iPhone and BlackBerry devices will likely lead the industry. These devices rely on wireless chips from Broadcom and global-positioning and Bluetooth technology from Atheros. Broadcom's shares have climbed 38% this year and Atheros's rose 19%, beating the 14% advance of S&P's semiconductor index.

The first quarter wasn't kind to either company. Broadcom and Atheros lost $97 million and $7.6 million, respectively. Revenue at both firms dropped by more than 17%.

However, short-term earnings misses and sales weakness shouldn't deter investors. There are plenty of reasons to believe these stocks will shine when the recession ends and spending picks up. Just look at the companies that Broadcom and Atheros supply.

Apple reported second-quarter earnings that beat analysts' estimates. Sales of iPhones doubled from a year ago. Research in Motion added 3.9 million new BlackBerry accounts during the quarter than ended in February.

Broadcom chips are used in everything from iPods to Nintendo Wiis. The company has also developed technology designed to facilitate wireless networks in cities. Demand for Broadcom products will likely rise as more people connect to the Internet wirelessly.

Atheros is best known for its 802.11 chipsets, which are used in wireless routers. The company also makes GPS and Bluetooth chips for phones, allowing users to connect headsets to them and find directions and maps.

Both companies have zero long-term debt. This will enable them to weather the recession without the added drag of debt payments.

Most tech companies rely on loans to fund research and development efforts that will lead to new products. Atheros and Broadcom have been able to buck the trend and draw from their own capital reserves.
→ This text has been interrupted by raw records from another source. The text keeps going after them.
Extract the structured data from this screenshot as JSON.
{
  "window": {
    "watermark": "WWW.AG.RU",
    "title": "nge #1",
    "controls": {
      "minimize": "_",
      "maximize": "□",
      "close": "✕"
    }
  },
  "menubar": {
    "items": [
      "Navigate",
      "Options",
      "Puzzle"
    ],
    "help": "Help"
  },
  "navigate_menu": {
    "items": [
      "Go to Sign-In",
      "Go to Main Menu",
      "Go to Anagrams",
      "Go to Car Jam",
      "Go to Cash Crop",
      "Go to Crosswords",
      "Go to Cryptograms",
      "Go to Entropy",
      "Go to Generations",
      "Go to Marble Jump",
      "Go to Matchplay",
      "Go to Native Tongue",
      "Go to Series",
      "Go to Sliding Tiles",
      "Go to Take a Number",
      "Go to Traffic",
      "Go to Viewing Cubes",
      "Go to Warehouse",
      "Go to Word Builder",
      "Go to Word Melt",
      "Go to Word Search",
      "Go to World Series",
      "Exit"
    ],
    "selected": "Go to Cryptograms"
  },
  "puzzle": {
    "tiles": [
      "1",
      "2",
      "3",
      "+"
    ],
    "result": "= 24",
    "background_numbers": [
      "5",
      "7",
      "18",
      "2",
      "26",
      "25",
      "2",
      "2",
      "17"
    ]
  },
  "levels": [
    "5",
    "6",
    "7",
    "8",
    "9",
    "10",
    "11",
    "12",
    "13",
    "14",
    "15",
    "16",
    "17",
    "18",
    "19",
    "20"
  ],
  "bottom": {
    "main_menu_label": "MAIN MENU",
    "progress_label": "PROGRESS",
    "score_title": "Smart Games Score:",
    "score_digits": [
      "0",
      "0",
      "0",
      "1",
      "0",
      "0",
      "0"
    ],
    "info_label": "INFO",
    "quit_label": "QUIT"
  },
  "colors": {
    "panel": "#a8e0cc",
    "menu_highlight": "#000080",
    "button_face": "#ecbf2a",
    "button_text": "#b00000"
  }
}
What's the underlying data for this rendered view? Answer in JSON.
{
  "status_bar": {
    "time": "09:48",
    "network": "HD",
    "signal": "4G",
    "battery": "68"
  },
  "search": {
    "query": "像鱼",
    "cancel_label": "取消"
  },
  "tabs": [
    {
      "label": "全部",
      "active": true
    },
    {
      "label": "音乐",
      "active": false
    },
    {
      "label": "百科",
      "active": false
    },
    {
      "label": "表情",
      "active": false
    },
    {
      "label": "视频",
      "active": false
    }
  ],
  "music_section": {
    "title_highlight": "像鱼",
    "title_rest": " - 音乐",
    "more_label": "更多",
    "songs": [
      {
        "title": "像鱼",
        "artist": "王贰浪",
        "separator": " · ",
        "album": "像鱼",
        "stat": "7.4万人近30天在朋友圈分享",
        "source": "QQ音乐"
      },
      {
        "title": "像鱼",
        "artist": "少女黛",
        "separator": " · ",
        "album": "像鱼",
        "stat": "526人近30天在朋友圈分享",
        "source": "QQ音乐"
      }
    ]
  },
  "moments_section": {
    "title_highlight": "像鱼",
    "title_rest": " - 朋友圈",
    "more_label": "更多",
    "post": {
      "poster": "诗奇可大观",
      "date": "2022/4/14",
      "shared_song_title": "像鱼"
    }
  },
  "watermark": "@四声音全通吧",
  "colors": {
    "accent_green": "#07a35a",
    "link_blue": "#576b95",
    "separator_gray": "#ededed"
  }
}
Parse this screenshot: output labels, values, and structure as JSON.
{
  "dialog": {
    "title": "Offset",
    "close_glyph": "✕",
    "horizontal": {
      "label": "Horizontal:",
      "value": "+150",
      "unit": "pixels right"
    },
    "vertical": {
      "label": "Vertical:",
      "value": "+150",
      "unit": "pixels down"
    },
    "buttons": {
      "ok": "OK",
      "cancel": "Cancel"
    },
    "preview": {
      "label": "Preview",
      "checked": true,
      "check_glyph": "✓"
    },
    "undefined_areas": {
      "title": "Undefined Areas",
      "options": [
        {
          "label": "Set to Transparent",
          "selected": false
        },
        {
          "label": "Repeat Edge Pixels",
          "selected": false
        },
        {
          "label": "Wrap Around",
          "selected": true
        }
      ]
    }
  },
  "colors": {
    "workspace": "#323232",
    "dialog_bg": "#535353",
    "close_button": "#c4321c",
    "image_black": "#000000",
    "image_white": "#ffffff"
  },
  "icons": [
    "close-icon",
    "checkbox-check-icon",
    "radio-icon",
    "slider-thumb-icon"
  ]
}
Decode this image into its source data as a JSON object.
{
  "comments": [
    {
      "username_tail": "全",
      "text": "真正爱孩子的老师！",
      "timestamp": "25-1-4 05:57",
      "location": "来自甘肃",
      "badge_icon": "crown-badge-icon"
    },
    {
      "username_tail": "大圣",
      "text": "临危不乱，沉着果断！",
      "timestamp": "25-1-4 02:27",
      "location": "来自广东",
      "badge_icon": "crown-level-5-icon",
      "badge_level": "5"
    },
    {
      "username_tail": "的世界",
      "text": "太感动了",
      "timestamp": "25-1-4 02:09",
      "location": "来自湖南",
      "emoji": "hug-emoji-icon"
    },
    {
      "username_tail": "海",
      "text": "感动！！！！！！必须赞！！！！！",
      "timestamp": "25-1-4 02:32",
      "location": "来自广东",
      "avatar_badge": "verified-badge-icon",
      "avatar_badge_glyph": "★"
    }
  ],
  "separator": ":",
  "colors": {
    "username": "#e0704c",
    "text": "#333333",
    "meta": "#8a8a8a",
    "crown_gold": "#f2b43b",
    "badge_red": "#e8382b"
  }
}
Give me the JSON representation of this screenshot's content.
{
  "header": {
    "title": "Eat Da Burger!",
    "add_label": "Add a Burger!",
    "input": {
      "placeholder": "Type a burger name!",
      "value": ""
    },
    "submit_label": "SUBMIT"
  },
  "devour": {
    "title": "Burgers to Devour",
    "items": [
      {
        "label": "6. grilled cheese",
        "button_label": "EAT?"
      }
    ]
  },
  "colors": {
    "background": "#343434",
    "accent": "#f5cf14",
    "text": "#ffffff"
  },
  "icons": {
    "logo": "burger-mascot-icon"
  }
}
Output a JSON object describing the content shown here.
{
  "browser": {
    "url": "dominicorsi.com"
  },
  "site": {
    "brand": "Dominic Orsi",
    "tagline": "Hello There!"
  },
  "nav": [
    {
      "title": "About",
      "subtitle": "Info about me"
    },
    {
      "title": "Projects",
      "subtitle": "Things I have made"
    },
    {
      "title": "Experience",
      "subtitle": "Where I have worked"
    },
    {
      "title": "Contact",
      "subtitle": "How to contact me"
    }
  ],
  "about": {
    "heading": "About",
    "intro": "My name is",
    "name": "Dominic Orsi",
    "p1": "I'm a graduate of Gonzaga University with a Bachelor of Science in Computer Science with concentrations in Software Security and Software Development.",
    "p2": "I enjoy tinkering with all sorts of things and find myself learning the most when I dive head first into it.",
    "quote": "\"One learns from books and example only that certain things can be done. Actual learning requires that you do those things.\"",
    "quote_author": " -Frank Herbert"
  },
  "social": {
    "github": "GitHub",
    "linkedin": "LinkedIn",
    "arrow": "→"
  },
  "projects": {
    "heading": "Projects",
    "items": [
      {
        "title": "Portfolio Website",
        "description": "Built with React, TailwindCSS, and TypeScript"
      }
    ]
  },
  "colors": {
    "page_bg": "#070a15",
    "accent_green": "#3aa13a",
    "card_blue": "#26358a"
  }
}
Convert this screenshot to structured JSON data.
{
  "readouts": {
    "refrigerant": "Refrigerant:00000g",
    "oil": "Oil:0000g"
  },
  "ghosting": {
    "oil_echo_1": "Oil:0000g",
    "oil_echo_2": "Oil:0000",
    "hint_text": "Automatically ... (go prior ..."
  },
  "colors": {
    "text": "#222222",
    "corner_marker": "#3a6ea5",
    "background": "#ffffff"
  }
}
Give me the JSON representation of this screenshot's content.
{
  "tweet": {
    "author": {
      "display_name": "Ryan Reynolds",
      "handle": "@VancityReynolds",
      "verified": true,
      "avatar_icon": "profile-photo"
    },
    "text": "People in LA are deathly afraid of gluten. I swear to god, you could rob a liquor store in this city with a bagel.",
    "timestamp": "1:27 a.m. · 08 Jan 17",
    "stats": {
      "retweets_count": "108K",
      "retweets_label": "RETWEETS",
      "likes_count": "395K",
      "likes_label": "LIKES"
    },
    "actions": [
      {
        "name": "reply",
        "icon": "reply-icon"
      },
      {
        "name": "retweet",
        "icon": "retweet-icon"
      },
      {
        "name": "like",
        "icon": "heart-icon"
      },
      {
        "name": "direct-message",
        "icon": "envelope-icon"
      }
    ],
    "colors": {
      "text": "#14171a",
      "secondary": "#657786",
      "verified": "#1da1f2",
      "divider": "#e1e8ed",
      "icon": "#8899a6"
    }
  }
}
As other firms scramble to refinance debt that's coming due, these companies fuel growth using their own free cash.

Consumer and corporate spending will remain soft, leading to a lean outlook for the next couple of quarters for these companies. But tech trends make long-term success likely for Atheros and Broadcom.

The companies have earned C grades, meaning "hold," from Ratings. If you can handle the volatility of these stocks, you might be rewarded after the economy recovers.

Prior to joining Ratings, David MacDougall was an analyst at Cambridge Associates, an investment consulting firm, where he worked with private equity and venture capital funds. He graduated cum laude from Northeastern University with a bachelor's degree in finance and is a Level II CFA candidate.